Perez’s Red Bull teammate is already talking down the car. I’m full-fading Checo in Quali this weekend. A Red Bull driver who has been out-qualified 5 times in 1.5 seasons, including Monaco, by Logan Sargeant in a Williams, does not deserve backing from our wallets.

Montreal Grand Prix breakdown

Sunday looks better, with a dry patch hours before the race and only light rain forecast for the start. In 2022, Carlos Sainz proved he could go wire-to-wire with Verstappen but failed to pass him at the end after a safety car, which meant that both had fresh tires for the end.

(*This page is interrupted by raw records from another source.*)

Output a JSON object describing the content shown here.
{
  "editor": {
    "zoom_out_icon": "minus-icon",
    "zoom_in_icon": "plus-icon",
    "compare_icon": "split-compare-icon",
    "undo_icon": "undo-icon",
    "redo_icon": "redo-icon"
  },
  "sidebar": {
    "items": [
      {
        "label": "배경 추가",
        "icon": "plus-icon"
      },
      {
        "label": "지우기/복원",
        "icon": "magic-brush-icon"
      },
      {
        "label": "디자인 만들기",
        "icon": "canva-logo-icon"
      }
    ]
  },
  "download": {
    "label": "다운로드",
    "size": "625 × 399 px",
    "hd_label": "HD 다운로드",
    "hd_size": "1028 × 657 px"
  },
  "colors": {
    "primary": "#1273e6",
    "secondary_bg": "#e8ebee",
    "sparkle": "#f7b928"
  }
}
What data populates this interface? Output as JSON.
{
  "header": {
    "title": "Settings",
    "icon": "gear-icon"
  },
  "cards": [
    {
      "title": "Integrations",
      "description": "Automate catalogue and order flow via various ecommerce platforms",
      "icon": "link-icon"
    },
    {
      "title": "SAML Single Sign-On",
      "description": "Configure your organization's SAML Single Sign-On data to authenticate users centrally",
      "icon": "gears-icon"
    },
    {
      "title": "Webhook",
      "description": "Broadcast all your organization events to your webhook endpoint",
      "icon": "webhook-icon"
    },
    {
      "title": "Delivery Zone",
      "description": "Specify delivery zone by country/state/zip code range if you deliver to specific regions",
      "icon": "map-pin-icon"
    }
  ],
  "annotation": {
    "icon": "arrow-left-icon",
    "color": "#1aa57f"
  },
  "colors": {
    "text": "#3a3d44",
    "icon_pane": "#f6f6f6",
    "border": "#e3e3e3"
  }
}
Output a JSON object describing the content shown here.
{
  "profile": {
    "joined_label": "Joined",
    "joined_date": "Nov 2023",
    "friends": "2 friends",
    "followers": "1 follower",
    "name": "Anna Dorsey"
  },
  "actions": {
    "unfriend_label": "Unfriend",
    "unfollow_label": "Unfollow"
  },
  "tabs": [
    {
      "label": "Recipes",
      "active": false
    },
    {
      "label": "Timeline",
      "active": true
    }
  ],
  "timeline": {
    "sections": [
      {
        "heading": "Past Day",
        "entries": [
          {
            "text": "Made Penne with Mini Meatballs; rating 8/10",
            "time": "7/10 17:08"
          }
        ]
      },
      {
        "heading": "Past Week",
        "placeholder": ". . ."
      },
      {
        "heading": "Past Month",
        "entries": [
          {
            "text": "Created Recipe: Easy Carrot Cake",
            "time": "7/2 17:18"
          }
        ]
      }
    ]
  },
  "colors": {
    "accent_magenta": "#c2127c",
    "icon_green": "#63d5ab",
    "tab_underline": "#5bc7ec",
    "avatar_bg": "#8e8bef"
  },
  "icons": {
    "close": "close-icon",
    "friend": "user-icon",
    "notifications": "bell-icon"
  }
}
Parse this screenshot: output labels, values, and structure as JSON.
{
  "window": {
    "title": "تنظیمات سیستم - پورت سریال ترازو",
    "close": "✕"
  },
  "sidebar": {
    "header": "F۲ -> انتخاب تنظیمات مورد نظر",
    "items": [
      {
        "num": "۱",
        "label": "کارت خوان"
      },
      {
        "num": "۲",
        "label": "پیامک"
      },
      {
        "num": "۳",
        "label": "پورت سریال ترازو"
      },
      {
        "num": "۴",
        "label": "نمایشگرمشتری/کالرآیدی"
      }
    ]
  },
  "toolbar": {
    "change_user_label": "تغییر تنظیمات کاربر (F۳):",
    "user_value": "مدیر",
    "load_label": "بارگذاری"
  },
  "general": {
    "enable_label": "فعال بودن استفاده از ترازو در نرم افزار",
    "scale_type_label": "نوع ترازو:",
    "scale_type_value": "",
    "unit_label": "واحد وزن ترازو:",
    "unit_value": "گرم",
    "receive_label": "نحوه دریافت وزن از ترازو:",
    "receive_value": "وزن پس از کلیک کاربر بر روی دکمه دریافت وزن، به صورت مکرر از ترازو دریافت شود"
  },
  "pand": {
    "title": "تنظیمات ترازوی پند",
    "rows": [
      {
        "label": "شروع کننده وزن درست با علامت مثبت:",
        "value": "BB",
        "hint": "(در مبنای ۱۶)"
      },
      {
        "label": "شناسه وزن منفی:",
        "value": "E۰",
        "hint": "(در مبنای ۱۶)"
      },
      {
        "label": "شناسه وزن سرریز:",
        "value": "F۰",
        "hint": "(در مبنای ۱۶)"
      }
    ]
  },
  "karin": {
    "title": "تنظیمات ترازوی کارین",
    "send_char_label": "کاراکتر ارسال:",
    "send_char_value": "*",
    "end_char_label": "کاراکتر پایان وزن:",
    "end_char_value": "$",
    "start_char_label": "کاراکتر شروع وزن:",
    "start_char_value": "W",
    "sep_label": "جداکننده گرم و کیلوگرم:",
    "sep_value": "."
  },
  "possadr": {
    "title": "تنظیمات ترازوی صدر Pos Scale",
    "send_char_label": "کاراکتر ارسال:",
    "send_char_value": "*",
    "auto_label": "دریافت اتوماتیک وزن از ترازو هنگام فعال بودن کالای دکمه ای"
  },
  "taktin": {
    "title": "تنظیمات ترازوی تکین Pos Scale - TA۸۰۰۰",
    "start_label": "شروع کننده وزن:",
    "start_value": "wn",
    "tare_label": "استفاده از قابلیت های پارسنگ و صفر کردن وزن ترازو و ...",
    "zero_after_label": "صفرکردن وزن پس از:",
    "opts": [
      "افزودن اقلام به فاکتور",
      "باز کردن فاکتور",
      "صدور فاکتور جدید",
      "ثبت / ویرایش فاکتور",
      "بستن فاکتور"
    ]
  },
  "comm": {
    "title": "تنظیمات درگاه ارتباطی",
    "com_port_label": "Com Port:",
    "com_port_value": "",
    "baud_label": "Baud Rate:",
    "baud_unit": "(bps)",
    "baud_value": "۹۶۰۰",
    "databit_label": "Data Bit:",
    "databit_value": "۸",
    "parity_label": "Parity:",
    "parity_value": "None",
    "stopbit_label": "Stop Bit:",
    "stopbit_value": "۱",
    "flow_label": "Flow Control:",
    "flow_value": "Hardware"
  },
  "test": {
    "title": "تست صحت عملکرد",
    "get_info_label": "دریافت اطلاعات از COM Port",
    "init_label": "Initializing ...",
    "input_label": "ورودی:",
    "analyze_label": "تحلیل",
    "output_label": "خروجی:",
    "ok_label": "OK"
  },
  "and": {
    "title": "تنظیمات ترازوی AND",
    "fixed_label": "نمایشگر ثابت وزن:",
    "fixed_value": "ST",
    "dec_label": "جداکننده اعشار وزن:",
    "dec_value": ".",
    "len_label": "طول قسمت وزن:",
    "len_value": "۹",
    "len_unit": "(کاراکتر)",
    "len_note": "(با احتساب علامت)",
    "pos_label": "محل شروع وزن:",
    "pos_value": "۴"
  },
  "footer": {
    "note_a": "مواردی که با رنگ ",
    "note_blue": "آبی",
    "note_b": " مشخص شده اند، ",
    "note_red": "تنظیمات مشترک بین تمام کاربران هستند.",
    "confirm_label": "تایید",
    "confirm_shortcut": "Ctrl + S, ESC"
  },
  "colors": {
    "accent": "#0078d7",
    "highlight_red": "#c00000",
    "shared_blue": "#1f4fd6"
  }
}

Had Leclerc, who started 20th with engine penalties, been the one at the front, he likely would have won. With that in mind, there’s every reason to think Ferrari can win this weekend. This should be a two-car race with plenty of room to overtake down the double straights and plenty of slow corners. That said, I’ve bet Leclerc to win.

As of this publishing, his best odds in the table above are +550 at FanDuel Sportsbook.


The McLarens have made up a lot of pace, and Lando Norris (regrettably) tallied his first win in Miami. But McLaren’s weaknesses are straight-line speed and slow corners, and the track is full of them. Slow corners and long straights aren’t nearly the weakness that it was before the Miami upgrade package.

Even in Miami, Norris couldn’t get by Checo for many laps down the back straight. It’s not a great track for their car. They’ll return to the hunt for wins in Spain.


The Mercedes is the wild card here. George Russell has qualified well in the wet, and Lewis Hamilton has won in Montreal seven times.

Lewis has been on the podium in Montreal for the last two years, and Russell nabbed a fourth-place finish in 2022. Russell has been within milliseconds of the second row in the last two races. Additionally, the Mercedes will continue to be upgraded.

The straight-line speed is a concern, but a wet weather grid can limit it. Lewis put it on the front row in China’s wet sprint qualifying. Both Mercs are in play for top-six finishes. Russell over Oscar and George over Norris’ head-to-head odds should also be considered.


Alex Albon is the other car to highlight. The Williams driver managed seventh place in Canada in 2023, topped the Q2 timing boards, and generally maximized a subpar car. The Williams’ best characteristic is straight-line speed, insinuating that even if cars have DRS on Albon down the double straights, they struggle to pass.

Ask Esteban Ocon, who was stuck behind Albon with DRS and fresher tires for ages last year. Q3, points, and best without the top-five teams (Red Bull, Ferrari, Mercedes, McLaren, Aston) in Quali and the race make Albon’s odds a great value play. Heck, I’m even looking to bet Logan Sargeant will make Q2. That’s how good Williams is around Montreal.

Best of luck betting on Canadian Grand Prix odds!

Photo by Associated Press